(Don't forget to get yourself mellowed out and ready for bed. Maybe with a night time tea, a relaxing bath or a Tonic Night time Immunity Drink.)
3. Get Outside
As often as you can, get outside. Especially on those cold but sunny days; exposure to the sun literally helps the brain work better. This happens because a gland in the brain, called the pineal gland, produces melatonin. It’s an impressive antioxidant used throughout the body, for things like proper sleep, intestinal health, as well helping to prevent depression.
4. Eating Healthy
Don't sit on the sofa with a big bag of crisps or your favourite comfort food, help your immune system to fight off seasonal viruses by eating healthy. A healthy diet will boost mood, increase your energy, and help reduce weight gain through the winter months.
Incorporating lots of fresh fruit and vegetables will increase your micronutrient intake and help to suppress those natural cravings for stodgy carbs.
Fatty fish rich in omega-3 fatty acids, like salmon, will help boost your mood.
Eggs are a great source of protein, which helps keep stable energy levels and reduce glucose spikes and crashes.
5. Get Active
Exercise releases endorphins, endorphins make you happy.
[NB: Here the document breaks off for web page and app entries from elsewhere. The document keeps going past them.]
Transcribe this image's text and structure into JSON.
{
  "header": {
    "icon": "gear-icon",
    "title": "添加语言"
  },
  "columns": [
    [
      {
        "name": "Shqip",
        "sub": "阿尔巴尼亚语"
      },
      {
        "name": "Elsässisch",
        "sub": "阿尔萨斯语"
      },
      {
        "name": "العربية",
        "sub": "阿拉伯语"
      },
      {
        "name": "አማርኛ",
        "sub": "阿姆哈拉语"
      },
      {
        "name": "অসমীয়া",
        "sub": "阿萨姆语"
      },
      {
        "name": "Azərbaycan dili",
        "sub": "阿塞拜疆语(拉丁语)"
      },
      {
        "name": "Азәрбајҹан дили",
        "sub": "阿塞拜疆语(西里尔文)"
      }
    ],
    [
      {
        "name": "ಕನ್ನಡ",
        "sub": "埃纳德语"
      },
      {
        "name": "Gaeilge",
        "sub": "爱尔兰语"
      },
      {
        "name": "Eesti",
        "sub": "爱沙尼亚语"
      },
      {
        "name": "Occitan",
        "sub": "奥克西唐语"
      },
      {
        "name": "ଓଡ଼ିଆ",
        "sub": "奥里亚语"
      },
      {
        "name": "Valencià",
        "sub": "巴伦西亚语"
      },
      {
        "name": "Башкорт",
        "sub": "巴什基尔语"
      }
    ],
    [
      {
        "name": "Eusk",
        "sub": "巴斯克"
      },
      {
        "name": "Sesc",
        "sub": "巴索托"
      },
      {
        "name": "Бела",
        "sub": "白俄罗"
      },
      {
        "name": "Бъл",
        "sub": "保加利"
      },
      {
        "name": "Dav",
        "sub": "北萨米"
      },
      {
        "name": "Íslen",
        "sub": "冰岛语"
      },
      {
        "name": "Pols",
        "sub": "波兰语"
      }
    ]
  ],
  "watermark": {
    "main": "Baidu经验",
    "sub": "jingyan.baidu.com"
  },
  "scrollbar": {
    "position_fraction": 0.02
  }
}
They’re hormones which reduce pain and boost mood. Exercise also improves metabolism which in turn improves energy levels.
It doesn’t have to be strenuous to help prevent winter blues either. Activities such as walking, yoga and swimming or even running up and down the stairs or housework will help just as much. Besides, you’re far more likely to stick with it if it’s exercise you enjoy!
6. Be Social
Even though every bone in your body is telling you not to, research shows socialising is good for your mental health. Say yes to your friends, to work or holiday events, grab the dog or a friend or both, it’s amazing how a short walk can lift spirits.
Remember that you are not alone for feeling blue this winter. Reduced exposure to the sun has several knock-on effects on the body and winter blues can leave us feeling depressed, lethargic, and unsociable.
Try and apply as many of the tips on ‘beating the blues’ to your life as you can: work on that sleep schedule, get outside on your lunch break, pair those carbs with a hunk of veg, get your body moving and even better, move with your mates.
Have some home remedies for beating those blues? Send them to firstname.lastname@example.org with the subject line “Beating The Blues Tips” and keep an eye on our socials to see them in action.